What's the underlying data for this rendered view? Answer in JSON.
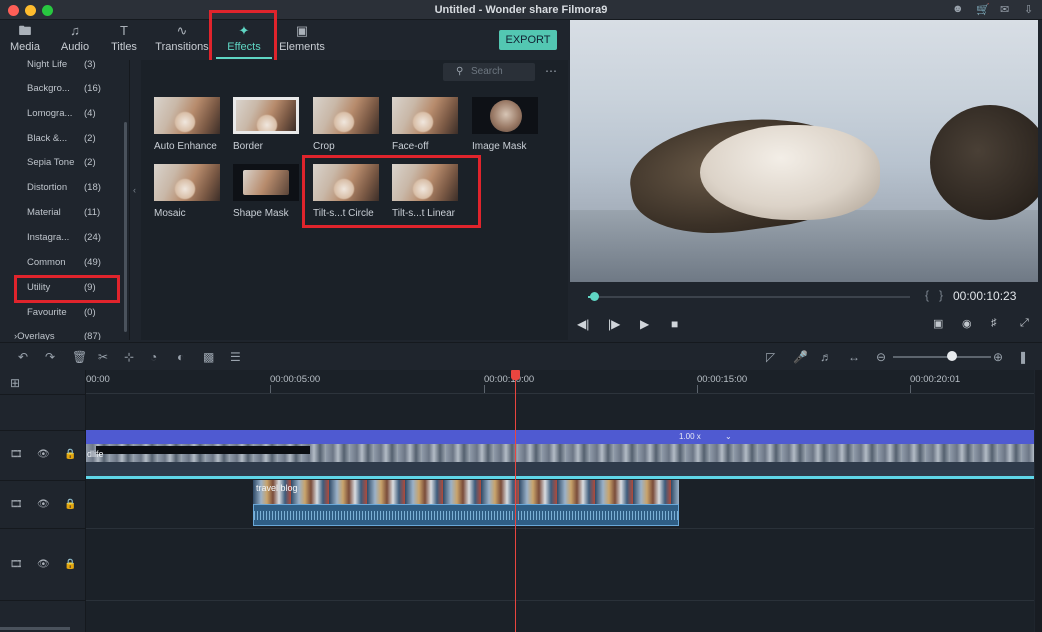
{
  "window": {
    "title": "Untitled - Wonder share Filmora9",
    "traffic_lights": [
      "#ff5f57",
      "#febc2e",
      "#28c840"
    ],
    "right_icons": [
      "user-icon",
      "cart-icon",
      "mail-icon",
      "download-icon"
    ]
  },
  "tabs": [
    {
      "label": "Media",
      "icon": "folder-icon"
    },
    {
      "label": "Audio",
      "icon": "music-note-icon"
    },
    {
      "label": "Titles",
      "icon": "title-t-icon"
    },
    {
      "label": "Transitions",
      "icon": "transition-icon"
    },
    {
      "label": "Effects",
      "icon": "effects-sparkle-icon",
      "active": true
    },
    {
      "label": "Elements",
      "icon": "image-icon"
    }
  ],
  "export_label": "EXPORT",
  "accent": "#5fd6c4",
  "highlight": "#e0242c",
  "categories": [
    {
      "name": "Night Life",
      "count": "(3)"
    },
    {
      "name": "Backgro...",
      "count": "(16)"
    },
    {
      "name": "Lomogra...",
      "count": "(4)"
    },
    {
      "name": "Black &...",
      "count": "(2)"
    },
    {
      "name": "Sepia Tone",
      "count": "(2)"
    },
    {
      "name": "Distortion",
      "count": "(18)"
    },
    {
      "name": "Material",
      "count": "(11)"
    },
    {
      "name": "Instagra...",
      "count": "(24)"
    },
    {
      "name": "Common",
      "count": "(49)"
    },
    {
      "name": "Utility",
      "count": "(9)",
      "selected": true
    },
    {
      "name": "Favourite",
      "count": "(0)"
    },
    {
      "name": "Overlays",
      "count": "(87)"
    }
  ],
  "search": {
    "placeholder": "Search"
  },
  "effects": [
    {
      "name": "Auto Enhance"
    },
    {
      "name": "Border"
    },
    {
      "name": "Crop"
    },
    {
      "name": "Face-off"
    },
    {
      "name": "Image Mask"
    },
    {
      "name": "Mosaic"
    },
    {
      "name": "Shape Mask"
    },
    {
      "name": "Tilt-s...t Circle"
    },
    {
      "name": "Tilt-s...t Linear"
    }
  ],
  "player": {
    "timecode": "00:00:10:23",
    "progress": 0.02,
    "zoom_level": 0.6
  },
  "timeline": {
    "ruler": [
      "00:00",
      "00:00:05:00",
      "00:00:10:00",
      "00:00:15:00",
      "00:00:20:01"
    ],
    "speed_label": "1.00 x",
    "video_clip_name": "dlife",
    "clip2_name": "travel blog"
  }
}
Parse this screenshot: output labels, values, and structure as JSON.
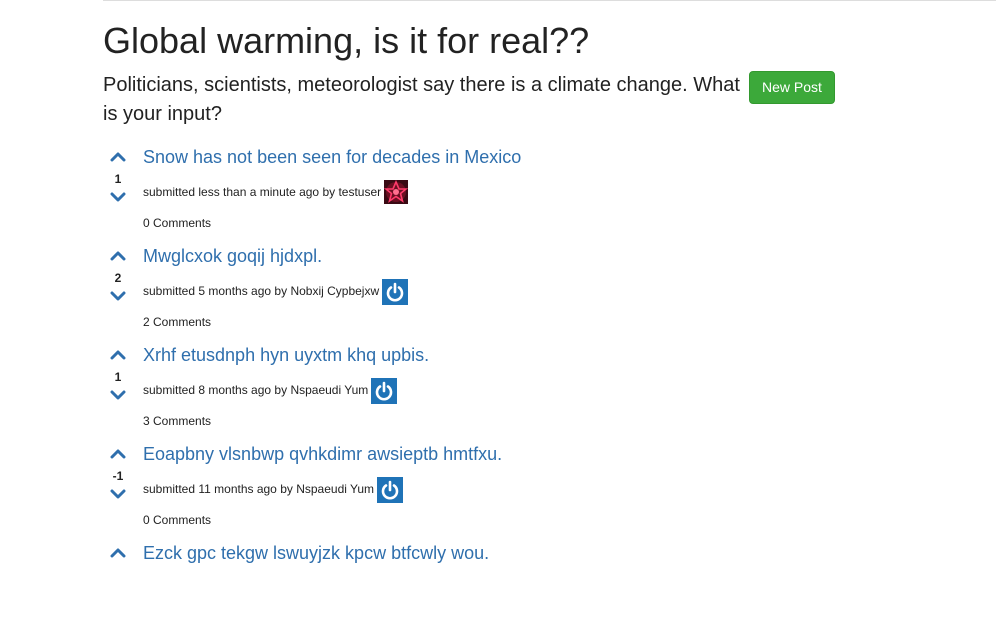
{
  "page": {
    "title": "Global warming, is it for real??",
    "subtitle": "Politicians, scientists, meteorologist say there is a climate change. What is your input?",
    "new_post_label": "New Post"
  },
  "colors": {
    "accent_link": "#2f6fad",
    "button_green": "#3ca93a",
    "avatar_power_blue": "#1f73b7"
  },
  "posts": [
    {
      "score": "1",
      "title": "Snow has not been seen for decades in Mexico",
      "submitted": "submitted less than a minute ago by",
      "author": "testuser",
      "avatar": "star-avatar-icon",
      "comments": "0 Comments"
    },
    {
      "score": "2",
      "title": "Mwglcxok goqij hjdxpl.",
      "submitted": "submitted 5 months ago by",
      "author": "Nobxij Cypbejxw",
      "avatar": "power-avatar-icon",
      "comments": "2 Comments"
    },
    {
      "score": "1",
      "title": "Xrhf etusdnph hyn uyxtm khq upbis.",
      "submitted": "submitted 8 months ago by",
      "author": "Nspaeudi Yum",
      "avatar": "power-avatar-icon",
      "comments": "3 Comments"
    },
    {
      "score": "-1",
      "title": "Eoapbny vlsnbwp qvhkdimr awsieptb hmtfxu.",
      "submitted": "submitted 11 months ago by",
      "author": "Nspaeudi Yum",
      "avatar": "power-avatar-icon",
      "comments": "0 Comments"
    },
    {
      "score": "",
      "title": "Ezck gpc tekgw lswuyjzk kpcw btfcwly wou.",
      "submitted": "",
      "author": "",
      "avatar": "",
      "comments": ""
    }
  ]
}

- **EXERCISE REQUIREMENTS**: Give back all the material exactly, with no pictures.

- **SOLUTION FOR THIS EXERCISE**:
What's the underlying data for this rendered view? Answer in JSON.
{
  "window": {
    "title": "Untitled - Wonder share Filmora9",
    "traffic_lights": [
      "#ff5f57",
      "#febc2e",
      "#28c840"
    ],
    "right_icons": [
      "user-icon",
      "cart-icon",
      "mail-icon",
      "download-icon"
    ]
  },
  "tabs": [
    {
      "label": "Media",
      "icon": "folder-icon"
    },
    {
      "label": "Audio",
      "icon": "music-note-icon"
    },
    {
      "label": "Titles",
      "icon": "title-t-icon"
    },
    {
      "label": "Transitions",
      "icon": "transition-icon"
    },
    {
      "label": "Effects",
      "icon": "effects-sparkle-icon",
      "active": true
    },
    {
      "label": "Elements",
      "icon": "image-icon"
    }
  ],
  "export_label": "EXPORT",
  "accent": "#5fd6c4",
  "highlight": "#e0242c",
  "categories": [
    {
      "name": "Night Life",
      "count": "(3)"
    },
    {
      "name": "Backgro...",
      "count": "(16)"
    },
    {
      "name": "Lomogra...",
      "count": "(4)"
    },
    {
      "name": "Black &...",
      "count": "(2)"
    },
    {
      "name": "Sepia Tone",
      "count": "(2)"
    },
    {
      "name": "Distortion",
      "count": "(18)"
    },
    {
      "name": "Material",
      "count": "(11)"
    },
    {
      "name": "Instagra...",
      "count": "(24)"
    },
    {
      "name": "Common",
      "count": "(49)"
    },
    {
      "name": "Utility",
      "count": "(9)",
      "selected": true
    },
    {
      "name": "Favourite",
      "count": "(0)"
    },
    {
      "name": "Overlays",
      "count": "(87)"
    }
  ],
  "search": {
    "placeholder": "Search"
  },
  "effects": [
    {
      "name": "Auto Enhance"
    },
    {
      "name": "Border"
    },
    {
      "name": "Crop"
    },
    {
      "name": "Face-off"
    },
    {
      "name": "Image Mask"
    },
    {
      "name": "Mosaic"
    },
    {
      "name": "Shape Mask"
    },
    {
      "name": "Tilt-s...t Circle"
    },
    {
      "name": "Tilt-s...t Linear"
    }
  ],
  "player": {
    "timecode": "00:00:10:23",
    "progress": 0.02,
    "zoom_level": 0.6
  },
  "timeline": {
    "ruler": [
      "00:00",
      "00:00:05:00",
      "00:00:10:00",
      "00:00:15:00",
      "00:00:20:01"
    ],
    "speed_label": "1.00 x",
    "video_clip_name": "dlife",
    "clip2_name": "travel blog"
  }
}
Parse this screenshot: output labels, values, and structure as JSON.
{
  "page": {
    "title": "Global warming, is it for real??",
    "subtitle": "Politicians, scientists, meteorologist say there is a climate change. What is your input?",
    "new_post_label": "New Post"
  },
  "colors": {
    "accent_link": "#2f6fad",
    "button_green": "#3ca93a",
    "avatar_power_blue": "#1f73b7"
  },
  "posts": [
    {
      "score": "1",
      "title": "Snow has not been seen for decades in Mexico",
      "submitted": "submitted less than a minute ago by",
      "author": "testuser",
      "avatar": "star-avatar-icon",
      "comments": "0 Comments"
    },
    {
      "score": "2",
      "title": "Mwglcxok goqij hjdxpl.",
      "submitted": "submitted 5 months ago by",
      "author": "Nobxij Cypbejxw",
      "avatar": "power-avatar-icon",
      "comments": "2 Comments"
    },
    {
      "score": "1",
      "title": "Xrhf etusdnph hyn uyxtm khq upbis.",
      "submitted": "submitted 8 months ago by",
      "author": "Nspaeudi Yum",
      "avatar": "power-avatar-icon",
      "comments": "3 Comments"
    },
    {
      "score": "-1",
      "title": "Eoapbny vlsnbwp qvhkdimr awsieptb hmtfxu.",
      "submitted": "submitted 11 months ago by",
      "author": "Nspaeudi Yum",
      "avatar": "power-avatar-icon",
      "comments": "0 Comments"
    },
    {
      "score": "",
      "title": "Ezck gpc tekgw lswuyjzk kpcw btfcwly wou.",
      "submitted": "",
      "author": "",
      "avatar": "",
      "comments": ""
    }
  ]
}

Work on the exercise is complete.